Congressional investigators will soon be able to obtain the tax returns that President Donald Trump filed with the state of New York -- and two tax experts believe that this could deliver significant information about the president's finances.
Writing in the New York Times, University of Chicago Law School professor Daniel Hemel and Urban-Brookings Tax Policy Center senior fellow Steven Rosenthal break down the extensive information that Congress can cull from the president's state taxes -- although they caution that it won't provide the same comprehensive picture as his federal returns.
Among other things, the New York returns will show whether Trump actually has any gross annual income, which would mark a change from the late 1980s and early 1990s when he was in the process of posting losses totaling $1 billion.
"We already know that he claimed tax losses to offset his income from 1985 to 1995," they write. "His New York State returns will show whether he made similar assertions in later years."
Hemel and Rosenthal also argue that Congress will learn just how hard the I.R.S. has actually scrutinized Trump's taxes in the past.

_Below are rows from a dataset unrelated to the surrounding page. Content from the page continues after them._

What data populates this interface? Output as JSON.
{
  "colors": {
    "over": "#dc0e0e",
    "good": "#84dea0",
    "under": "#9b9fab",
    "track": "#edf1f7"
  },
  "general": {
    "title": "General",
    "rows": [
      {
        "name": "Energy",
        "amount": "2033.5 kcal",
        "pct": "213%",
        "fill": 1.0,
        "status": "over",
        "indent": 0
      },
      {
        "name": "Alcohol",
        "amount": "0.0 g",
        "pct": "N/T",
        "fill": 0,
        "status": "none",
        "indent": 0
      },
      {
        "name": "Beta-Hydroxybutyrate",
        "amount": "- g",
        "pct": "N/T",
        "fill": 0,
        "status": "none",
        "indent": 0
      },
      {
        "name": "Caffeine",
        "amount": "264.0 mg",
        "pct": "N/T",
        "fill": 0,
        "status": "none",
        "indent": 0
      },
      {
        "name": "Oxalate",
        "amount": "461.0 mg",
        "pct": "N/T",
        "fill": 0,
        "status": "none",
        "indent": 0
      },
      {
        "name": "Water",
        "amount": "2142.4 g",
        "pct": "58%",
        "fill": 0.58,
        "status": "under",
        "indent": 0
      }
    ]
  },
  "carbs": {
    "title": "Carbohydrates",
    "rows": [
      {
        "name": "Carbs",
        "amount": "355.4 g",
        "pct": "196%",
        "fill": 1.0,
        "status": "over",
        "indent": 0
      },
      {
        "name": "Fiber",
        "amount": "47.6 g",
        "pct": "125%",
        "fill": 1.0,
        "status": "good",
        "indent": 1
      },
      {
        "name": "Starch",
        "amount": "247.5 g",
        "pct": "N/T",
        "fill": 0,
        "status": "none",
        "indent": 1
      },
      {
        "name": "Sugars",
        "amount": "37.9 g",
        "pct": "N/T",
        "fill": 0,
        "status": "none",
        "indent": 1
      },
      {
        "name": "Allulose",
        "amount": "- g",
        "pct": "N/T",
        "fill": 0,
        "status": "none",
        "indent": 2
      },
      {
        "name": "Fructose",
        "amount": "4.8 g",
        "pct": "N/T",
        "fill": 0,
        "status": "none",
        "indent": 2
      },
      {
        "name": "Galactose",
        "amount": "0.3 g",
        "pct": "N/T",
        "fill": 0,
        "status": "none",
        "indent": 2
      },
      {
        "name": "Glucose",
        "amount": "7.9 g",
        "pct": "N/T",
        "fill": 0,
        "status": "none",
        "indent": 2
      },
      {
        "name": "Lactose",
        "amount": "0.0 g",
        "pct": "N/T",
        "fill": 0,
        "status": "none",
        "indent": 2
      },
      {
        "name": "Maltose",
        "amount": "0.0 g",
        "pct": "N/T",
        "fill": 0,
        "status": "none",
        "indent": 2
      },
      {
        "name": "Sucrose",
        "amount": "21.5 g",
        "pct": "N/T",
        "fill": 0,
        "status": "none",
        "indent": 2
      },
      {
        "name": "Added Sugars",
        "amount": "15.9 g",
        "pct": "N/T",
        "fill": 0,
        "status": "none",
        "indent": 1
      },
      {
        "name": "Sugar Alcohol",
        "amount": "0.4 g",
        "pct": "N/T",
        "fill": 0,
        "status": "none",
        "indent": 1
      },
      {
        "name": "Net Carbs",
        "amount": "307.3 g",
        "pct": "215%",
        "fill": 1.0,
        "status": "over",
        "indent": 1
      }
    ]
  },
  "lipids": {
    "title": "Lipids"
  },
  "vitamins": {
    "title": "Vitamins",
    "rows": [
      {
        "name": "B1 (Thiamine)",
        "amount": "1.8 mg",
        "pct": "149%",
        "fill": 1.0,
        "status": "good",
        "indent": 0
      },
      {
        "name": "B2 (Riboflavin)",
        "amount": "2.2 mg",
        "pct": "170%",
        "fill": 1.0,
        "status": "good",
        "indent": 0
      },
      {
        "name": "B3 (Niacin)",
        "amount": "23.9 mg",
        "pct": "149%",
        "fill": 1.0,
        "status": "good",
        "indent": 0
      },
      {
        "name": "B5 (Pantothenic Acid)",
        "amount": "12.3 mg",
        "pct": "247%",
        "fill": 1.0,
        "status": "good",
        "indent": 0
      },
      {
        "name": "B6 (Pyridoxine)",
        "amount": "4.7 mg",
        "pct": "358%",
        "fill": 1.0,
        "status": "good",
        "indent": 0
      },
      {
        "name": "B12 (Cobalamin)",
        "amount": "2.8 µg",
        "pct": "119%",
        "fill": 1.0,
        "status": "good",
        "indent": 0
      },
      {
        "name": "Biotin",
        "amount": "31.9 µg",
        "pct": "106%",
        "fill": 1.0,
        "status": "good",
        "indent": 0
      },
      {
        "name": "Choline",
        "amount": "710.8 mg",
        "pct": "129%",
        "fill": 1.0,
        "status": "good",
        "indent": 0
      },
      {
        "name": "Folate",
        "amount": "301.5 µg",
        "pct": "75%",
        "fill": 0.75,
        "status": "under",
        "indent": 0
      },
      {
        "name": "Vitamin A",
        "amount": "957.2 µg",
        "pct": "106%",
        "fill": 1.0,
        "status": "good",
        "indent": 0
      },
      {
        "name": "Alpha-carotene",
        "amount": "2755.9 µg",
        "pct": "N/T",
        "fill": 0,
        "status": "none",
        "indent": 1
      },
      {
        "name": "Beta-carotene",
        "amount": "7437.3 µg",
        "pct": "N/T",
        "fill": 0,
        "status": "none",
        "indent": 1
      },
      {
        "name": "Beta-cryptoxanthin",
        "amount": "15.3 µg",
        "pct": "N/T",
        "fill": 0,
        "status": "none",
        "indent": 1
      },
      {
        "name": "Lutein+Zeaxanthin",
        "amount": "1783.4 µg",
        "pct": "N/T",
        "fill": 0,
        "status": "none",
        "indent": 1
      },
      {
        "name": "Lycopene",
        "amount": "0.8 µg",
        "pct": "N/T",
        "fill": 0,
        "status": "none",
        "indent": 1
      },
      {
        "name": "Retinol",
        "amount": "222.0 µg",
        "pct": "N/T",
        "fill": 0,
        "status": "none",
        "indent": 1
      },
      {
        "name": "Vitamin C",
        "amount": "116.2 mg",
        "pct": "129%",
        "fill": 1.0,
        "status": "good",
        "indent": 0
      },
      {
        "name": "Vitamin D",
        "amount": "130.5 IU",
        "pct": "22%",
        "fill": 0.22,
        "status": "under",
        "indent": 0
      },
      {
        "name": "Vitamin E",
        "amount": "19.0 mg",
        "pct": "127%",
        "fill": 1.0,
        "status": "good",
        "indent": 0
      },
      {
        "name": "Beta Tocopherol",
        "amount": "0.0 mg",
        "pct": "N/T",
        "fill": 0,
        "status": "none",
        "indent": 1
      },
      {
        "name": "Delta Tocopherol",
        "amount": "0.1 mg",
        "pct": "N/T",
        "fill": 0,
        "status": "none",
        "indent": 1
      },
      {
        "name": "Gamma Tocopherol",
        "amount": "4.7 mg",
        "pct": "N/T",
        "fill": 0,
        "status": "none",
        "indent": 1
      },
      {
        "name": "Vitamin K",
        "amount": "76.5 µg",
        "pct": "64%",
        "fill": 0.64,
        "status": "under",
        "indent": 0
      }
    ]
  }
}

"Mr. Trump’s New York returns will allow House investigators to reconstruct the results of any past audits," they write. "State law requires taxpayers to file amended New York returns whenever the I.R.S. has made changes to the taxpayer’s federal returns. By comparing Mr. Trump’s amended returns to his state returns over time, House investigators can learn whether the I.R.S. came down hard on Mr. Trump before he took office and whether the pattern has changed since he took charge."